Each person has a story to tell, of course, and Teller’s professed aim is “to amplify Jerusalemite voices, help them to be heard above the clamour”. Yet this is not an oral history – in fact, at times, the voices are muffled by the weight of historical detail and the detachment of indirect prose.
So we learn – comprehensively – about Jerusalem’s heartbreakingly complicated history, the various power players who have sought to rule it, divide it, carve it up.
We learn – extensively – about past and present tensions, placements and displacements, inequalities and paranoias, the checkpoints guarded by armed police, the NGOs that try to help the poor and undervalued, the saints and the sex workers (well, there’s just one of those, and she was 13th Century).
We learn that it has not just four quarters – Christian, Muslim, Armenian and Jewish – but nine. We learn about the blurred overlapping of those ‘quarters’, in both physical and human terms. We learn (or so it seems) about every gate, souk, ‘brand’ (the Via Dolorosa, Church of the Holy Sepulchre, Garden Tomb aka Golgotha), church/mosque/synagogue, and tomb.
A friend who lives there asks him what he thinks of the city. “How to reply? You could say it looks beautiful or tense, or ugly or calm, or inspiring, or smelly, or hopeless, and it would all be true.” Later, he says: “Vendors of highest quality snake-oil may laud Jerusalem’s all-encompassing holiness and eternality, but take away the Old City and you’re left with an overgrown provincial hill-town, and not an especially pretty one at that.”
Yet residents of – and visitors to – that Old City find a strange, strong pull to the place. Hence the designation of ‘Jerusalem Disorder’ – “in which visiting Jerusalem triggers obsessive religious delusions”. Some inhabitants, too, have a passionate, sometimes debilitating, sense of history, both of their own existence in Jerusalem and of their ancestral home and connections.
“If you take a fish from the sea it will die. Jerusalem is my sea. I can’t live outside it,” says Afro-Palestinian journalist Musa Qous. Or, as al-Shaima al-Budeiri, matriarch of one of Jerusalem’s grand families, puts it: “I feel with the souls of my grand-grand-fathers. All the stones of the Old City speak with me. When I leave Jerusalem, when I leave Palestine, I am nothing, I feel nothing. When I come back, I am everything.”

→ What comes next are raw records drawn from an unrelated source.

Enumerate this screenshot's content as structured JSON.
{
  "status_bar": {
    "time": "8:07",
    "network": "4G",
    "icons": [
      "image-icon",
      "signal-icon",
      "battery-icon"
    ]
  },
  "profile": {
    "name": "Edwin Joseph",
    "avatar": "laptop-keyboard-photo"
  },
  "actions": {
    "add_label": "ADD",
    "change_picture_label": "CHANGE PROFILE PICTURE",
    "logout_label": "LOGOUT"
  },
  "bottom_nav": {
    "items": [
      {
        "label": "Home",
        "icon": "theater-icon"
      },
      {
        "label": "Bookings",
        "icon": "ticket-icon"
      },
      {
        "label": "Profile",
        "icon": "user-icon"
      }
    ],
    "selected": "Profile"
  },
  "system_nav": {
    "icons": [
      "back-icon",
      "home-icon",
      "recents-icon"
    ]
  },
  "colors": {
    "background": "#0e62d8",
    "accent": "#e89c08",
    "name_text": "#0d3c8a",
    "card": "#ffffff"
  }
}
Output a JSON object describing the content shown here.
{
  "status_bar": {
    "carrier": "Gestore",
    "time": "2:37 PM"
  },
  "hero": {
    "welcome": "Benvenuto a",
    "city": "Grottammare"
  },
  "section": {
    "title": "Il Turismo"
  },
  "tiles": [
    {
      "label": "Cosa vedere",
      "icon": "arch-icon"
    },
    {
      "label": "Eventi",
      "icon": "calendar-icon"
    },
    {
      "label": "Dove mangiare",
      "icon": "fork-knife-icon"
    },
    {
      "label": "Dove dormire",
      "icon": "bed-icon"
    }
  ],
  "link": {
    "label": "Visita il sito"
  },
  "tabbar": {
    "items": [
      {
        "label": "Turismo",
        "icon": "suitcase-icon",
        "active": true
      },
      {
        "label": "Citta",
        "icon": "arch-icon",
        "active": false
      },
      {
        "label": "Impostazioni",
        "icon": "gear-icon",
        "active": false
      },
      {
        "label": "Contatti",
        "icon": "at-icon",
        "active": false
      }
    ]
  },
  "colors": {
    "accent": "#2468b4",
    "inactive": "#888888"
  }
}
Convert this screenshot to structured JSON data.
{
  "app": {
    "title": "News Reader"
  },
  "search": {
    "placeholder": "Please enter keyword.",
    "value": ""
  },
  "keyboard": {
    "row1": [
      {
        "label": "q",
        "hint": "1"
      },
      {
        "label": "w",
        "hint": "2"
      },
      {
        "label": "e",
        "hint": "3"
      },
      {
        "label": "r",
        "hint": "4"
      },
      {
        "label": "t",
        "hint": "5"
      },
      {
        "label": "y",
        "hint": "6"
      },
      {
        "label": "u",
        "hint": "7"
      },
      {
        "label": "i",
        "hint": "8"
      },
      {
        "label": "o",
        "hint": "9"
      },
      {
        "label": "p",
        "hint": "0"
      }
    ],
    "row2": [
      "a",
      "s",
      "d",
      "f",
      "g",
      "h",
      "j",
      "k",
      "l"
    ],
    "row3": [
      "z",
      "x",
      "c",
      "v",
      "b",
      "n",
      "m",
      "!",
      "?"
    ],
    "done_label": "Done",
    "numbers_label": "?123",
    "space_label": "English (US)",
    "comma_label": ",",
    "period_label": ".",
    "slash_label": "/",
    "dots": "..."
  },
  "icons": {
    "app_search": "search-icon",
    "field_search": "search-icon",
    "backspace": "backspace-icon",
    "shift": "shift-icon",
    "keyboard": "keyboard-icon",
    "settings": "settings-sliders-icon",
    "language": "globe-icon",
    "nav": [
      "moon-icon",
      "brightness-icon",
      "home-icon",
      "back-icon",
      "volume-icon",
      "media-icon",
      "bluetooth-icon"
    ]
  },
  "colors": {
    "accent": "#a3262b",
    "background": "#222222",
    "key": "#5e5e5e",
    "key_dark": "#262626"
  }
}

While this is an awesome book, I would have liked to hear more – in their own words – from such people; from the tailors, coffee-roasters and halawa bakers, the social activists, ceramicists and cat-lovers, the sellers of silk and books, the “warriors for education” and other community workers. (And from the Little Sisters of Jesus, only fleetingly mentioned, but whose stories, I know, can be inspiring). I’d have liked to hear more from them about the appeal of the city, its beauty, its sometimes fatal attraction.
Instead, because the historical coverage is so thorough – no stone is unturned here in the quest to discover where that stone came from, who hacked it out of the earth, who laid it inside Jerusalem and why – their voices do sometimes still struggle to be heard.
‘Nine Quarters of Jerusalem: A New Biography of the Old City’ by Matthew Teller is published by Profile Books, £16.99